Remotely-delivered mines are increasingly popular and are well represented in the arsenal of many nations. This is because they offer quick response and flexibility to the combined arms commander and are ideally suited to the highly mobile, lethal battlefield of modern and future warfare. Systems developed by the Russians allow the delivery of scatterable mines from jet aircraft, helicopters, multiple rocket launchers, trucks and ground vehicles, or by dismounted soldiers in the forward parapet of fighting positions. The Russians are showing and selling these systems around the world as well as discussing their effective employment in open literature. Although this article has focused primarily upon former Soviet or Russian equipment, many other countries have valued the Russian approach or experiences and are producing similar scatterable mine systems of their own. These too, are being sold on the world arms market and are showing up in foreign militaries in increasing numbers.
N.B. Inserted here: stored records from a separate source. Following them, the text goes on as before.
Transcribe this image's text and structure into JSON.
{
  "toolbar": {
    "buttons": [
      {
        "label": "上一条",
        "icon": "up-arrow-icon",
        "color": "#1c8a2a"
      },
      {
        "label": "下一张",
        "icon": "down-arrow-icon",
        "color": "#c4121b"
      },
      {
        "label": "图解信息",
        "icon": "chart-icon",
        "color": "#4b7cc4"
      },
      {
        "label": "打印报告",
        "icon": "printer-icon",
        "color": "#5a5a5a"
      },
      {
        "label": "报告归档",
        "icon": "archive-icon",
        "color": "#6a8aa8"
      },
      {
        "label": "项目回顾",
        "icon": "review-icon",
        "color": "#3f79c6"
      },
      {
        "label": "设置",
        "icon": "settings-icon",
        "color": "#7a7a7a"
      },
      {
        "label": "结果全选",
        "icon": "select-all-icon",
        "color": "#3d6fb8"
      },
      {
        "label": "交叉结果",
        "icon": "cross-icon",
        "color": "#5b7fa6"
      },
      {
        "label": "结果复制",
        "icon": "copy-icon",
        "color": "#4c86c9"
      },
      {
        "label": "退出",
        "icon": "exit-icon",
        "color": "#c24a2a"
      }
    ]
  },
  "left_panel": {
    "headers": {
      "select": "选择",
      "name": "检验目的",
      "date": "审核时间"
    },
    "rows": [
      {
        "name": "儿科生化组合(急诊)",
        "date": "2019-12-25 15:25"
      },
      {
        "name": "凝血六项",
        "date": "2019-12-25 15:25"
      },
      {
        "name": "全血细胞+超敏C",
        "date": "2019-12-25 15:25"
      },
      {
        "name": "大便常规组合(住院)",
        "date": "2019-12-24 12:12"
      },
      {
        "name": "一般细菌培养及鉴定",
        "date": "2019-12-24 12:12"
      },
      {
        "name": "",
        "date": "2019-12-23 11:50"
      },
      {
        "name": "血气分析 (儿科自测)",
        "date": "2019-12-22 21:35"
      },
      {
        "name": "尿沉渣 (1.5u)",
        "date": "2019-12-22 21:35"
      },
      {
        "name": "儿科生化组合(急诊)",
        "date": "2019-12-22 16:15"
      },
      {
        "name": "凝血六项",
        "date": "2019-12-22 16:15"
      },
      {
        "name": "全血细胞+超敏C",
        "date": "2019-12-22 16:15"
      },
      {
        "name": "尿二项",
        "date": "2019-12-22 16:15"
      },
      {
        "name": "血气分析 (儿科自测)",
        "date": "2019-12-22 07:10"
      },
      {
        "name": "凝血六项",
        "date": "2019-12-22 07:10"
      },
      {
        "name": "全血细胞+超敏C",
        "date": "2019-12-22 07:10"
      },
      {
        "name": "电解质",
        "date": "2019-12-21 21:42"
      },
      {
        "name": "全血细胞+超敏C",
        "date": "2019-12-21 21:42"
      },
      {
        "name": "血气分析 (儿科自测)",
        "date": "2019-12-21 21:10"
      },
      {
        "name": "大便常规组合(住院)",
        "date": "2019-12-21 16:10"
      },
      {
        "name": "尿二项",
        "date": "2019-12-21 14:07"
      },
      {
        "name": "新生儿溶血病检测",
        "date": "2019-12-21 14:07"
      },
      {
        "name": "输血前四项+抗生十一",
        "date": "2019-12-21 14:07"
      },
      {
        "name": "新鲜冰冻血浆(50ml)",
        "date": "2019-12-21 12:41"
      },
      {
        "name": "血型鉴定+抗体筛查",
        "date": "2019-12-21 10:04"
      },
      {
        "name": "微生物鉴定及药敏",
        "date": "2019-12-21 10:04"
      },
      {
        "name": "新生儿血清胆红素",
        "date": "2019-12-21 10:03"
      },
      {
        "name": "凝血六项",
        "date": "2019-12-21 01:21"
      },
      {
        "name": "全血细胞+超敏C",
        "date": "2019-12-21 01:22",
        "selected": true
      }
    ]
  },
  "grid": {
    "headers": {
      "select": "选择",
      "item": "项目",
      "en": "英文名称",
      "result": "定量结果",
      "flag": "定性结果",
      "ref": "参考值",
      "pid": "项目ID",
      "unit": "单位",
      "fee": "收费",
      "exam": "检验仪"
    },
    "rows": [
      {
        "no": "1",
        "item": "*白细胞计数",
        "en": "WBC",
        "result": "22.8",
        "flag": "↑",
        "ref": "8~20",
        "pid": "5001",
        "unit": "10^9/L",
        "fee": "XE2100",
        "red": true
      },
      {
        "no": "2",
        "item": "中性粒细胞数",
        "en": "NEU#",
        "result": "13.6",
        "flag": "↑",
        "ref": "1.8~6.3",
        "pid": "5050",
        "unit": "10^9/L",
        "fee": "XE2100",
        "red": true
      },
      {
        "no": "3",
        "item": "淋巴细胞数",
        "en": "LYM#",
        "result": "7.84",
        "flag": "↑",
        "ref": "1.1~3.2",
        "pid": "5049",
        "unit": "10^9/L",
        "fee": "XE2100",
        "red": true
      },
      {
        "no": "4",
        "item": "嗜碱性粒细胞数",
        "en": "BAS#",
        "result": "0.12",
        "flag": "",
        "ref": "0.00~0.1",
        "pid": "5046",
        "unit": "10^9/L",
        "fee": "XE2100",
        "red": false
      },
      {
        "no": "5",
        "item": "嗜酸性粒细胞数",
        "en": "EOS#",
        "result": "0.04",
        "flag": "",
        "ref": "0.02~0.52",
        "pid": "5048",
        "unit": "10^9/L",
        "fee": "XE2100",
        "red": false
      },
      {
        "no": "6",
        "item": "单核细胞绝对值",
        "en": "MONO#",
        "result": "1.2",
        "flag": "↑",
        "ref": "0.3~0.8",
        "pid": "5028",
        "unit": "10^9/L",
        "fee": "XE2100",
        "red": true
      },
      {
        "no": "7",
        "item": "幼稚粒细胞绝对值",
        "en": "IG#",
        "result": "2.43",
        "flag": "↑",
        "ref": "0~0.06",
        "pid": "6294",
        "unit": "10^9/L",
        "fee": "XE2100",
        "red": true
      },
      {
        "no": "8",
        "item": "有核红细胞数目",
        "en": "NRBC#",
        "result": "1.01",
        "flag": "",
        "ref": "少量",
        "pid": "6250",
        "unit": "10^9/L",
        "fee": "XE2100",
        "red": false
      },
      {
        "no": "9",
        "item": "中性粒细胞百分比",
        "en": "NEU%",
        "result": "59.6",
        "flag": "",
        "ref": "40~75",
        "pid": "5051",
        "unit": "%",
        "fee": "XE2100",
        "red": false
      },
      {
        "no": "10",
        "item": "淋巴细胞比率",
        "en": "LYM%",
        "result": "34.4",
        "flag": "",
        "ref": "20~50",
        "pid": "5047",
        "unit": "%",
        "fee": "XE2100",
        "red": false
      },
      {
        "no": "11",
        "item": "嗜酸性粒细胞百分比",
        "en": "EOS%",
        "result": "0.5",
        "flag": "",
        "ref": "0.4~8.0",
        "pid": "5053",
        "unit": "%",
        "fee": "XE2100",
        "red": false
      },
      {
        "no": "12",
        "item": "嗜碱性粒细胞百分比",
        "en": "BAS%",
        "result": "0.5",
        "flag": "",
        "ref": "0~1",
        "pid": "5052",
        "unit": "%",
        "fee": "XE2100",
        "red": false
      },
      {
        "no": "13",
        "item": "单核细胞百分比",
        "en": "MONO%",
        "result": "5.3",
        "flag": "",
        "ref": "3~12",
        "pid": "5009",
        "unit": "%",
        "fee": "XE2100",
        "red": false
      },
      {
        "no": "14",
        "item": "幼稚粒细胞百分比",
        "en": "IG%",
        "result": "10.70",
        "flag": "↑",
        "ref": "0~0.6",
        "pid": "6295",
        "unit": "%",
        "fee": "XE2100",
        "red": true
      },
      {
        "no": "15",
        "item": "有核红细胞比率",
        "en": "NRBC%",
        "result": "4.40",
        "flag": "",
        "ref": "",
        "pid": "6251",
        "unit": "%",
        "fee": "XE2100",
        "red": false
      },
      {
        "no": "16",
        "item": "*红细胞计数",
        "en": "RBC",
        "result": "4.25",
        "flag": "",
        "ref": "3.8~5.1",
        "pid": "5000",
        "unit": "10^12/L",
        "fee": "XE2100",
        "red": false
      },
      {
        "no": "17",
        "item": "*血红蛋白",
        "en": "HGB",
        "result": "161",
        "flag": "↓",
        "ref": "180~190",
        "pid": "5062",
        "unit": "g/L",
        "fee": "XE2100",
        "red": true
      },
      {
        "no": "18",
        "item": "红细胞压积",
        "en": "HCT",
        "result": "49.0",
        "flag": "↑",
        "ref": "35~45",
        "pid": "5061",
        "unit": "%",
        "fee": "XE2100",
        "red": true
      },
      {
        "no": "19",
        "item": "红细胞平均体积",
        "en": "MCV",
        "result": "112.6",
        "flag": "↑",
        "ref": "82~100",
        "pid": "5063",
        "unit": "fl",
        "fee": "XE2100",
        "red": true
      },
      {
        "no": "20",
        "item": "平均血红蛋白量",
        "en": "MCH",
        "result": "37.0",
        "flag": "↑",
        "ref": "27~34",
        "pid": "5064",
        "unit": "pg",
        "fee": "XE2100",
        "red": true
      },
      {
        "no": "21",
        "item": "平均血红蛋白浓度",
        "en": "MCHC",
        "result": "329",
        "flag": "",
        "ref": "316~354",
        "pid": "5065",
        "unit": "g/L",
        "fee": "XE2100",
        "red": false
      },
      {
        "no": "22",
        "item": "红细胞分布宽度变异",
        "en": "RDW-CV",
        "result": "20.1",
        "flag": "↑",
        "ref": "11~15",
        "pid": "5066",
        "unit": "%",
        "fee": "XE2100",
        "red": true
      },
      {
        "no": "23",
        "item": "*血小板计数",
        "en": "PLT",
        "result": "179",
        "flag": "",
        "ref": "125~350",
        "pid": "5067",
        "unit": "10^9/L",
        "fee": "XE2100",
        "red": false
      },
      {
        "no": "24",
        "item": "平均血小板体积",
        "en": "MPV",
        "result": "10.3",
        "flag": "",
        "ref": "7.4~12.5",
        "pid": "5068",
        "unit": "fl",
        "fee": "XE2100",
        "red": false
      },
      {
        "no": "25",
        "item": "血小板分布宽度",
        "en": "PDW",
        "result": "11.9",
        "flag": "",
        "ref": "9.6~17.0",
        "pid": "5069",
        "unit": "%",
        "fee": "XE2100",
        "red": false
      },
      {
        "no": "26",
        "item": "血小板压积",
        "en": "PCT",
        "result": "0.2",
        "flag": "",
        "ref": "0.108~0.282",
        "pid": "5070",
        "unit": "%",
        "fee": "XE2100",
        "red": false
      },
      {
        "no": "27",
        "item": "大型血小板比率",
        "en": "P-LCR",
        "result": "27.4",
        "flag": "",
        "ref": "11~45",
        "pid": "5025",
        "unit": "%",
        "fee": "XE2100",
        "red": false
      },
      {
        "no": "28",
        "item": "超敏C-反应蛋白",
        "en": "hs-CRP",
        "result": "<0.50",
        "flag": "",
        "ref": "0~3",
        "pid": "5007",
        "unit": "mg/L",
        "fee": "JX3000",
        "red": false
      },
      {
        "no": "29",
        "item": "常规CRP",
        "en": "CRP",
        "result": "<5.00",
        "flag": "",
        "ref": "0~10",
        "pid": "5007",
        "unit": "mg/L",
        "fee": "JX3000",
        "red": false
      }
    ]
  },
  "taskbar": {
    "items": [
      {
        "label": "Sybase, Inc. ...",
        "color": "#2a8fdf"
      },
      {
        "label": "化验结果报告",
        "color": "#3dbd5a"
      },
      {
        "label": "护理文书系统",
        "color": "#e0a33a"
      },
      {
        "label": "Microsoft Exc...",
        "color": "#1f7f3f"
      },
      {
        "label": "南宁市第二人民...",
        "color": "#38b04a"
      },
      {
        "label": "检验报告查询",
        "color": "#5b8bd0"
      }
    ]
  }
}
The U.S. military professional will eventually encounter these Russian systems either when contending with a force which has bought these systems, or when working with the Russian Armed Forces in future multi-national military operations.

Endnotes

1. Boris V. Gromov, Ogranichennyy kontingent [Limited contingent], Moscow: Progress Publishers, 1994, 312.BACK

2. E. S. Kolibernov, V. I. Kornev and A. A. Soskov, Inzhenernoe obespechenie boya [Engineer support of combat], Moscow: Voyenizdat, 1984, 106 states that a one-kilometer antipersonnel minefield requires 2,000-3,000 PMN or PMD-6M mines and 100-300 OZM-4 or POMZ-2m mines. Soviet minefields in Afghanistan were long and redundant. A kilometer minefield was a very small one-particularly since multiple rows of minefields surrounded most Soviet installations and outposts.BACK

3. HQ Department of the Army, FM 5-71-100 Division Engineer Combat Operations, Washington, D. C. , 22 April 1993, 13.BACK

4. V. Belikov, "Sredstva distantsionnogo minirovaniya" [Remote mine-laying systems], Voyennyye znaniya [Military knowledge], August 1993, 21.BACK

5. National Ground Intelligence Center, Mines of the World, interactive CD-ROM produced under the EOD/LIC program by ESSEX Corporation, July 1995.BACK

6. Ibid.BACK

7. Ibid.BACK

8. Ibid.BACK

9. Sales brochure in English from Erokha Scientific-Research Engineering Institute.BACK

10. Author's interview with Russian graduate of Frunze Academy. The system is not fully deployed throughout the Russian Army due to lack of funds. The UMZ are deployed in addition to the three TO&E PMR-3 mine laying trailers or GMZ armored tracked minelaying vehicles.BACK

11. Belikov.BACK

12. Ibid.BACK

13. A. Sukhobetskiy, "V usloviyakh minnoy opasnosti" [In conditions of danger from mines], Tyl vooruzhennykh sili [The rear of the armed forces], August 1989, 26.BACK

14. Belikov.BACK

15. Ibid.BACK

16. Sales brochure.BACK

17. A hectare is 2.471 acres.BACK

18. Belikov. The article is confusing here as it specifies a MRLS system with 16 tubes mounted on a Ural 375 truck. The BM-21 has forty 122mm tubes mounted on a Ural 375 truck. The BM-22 has 16 tubes, but is mounted on a ZIL 135 truck. Since the Soviets used the BM-22 extensively for remote mining in Afghanistan, I concluded that the author is referring to the BM-22.BACK

19. Frunze Academy History of the Military Art Cadre, Boevye deystviya Sovetskikh voysk v Respublike Afghanistan [Combat actions of Soviet Force in the Republic of Afghanistan], Moscow: Frunze Academy Press, 1991, 40.BACK

20. Belikov.BACK

21. Ibid.BACK

22. Author's May 1994 conversation with a Russian officer who had commanded a regiment.BACK

23. N. K. Shishkin et al., Taktika (vzvod, otdelenie, tank) [Tactics (platoon, squad and tank)], Part I, Moscow: Voyenizdat, 1992, 204.BACK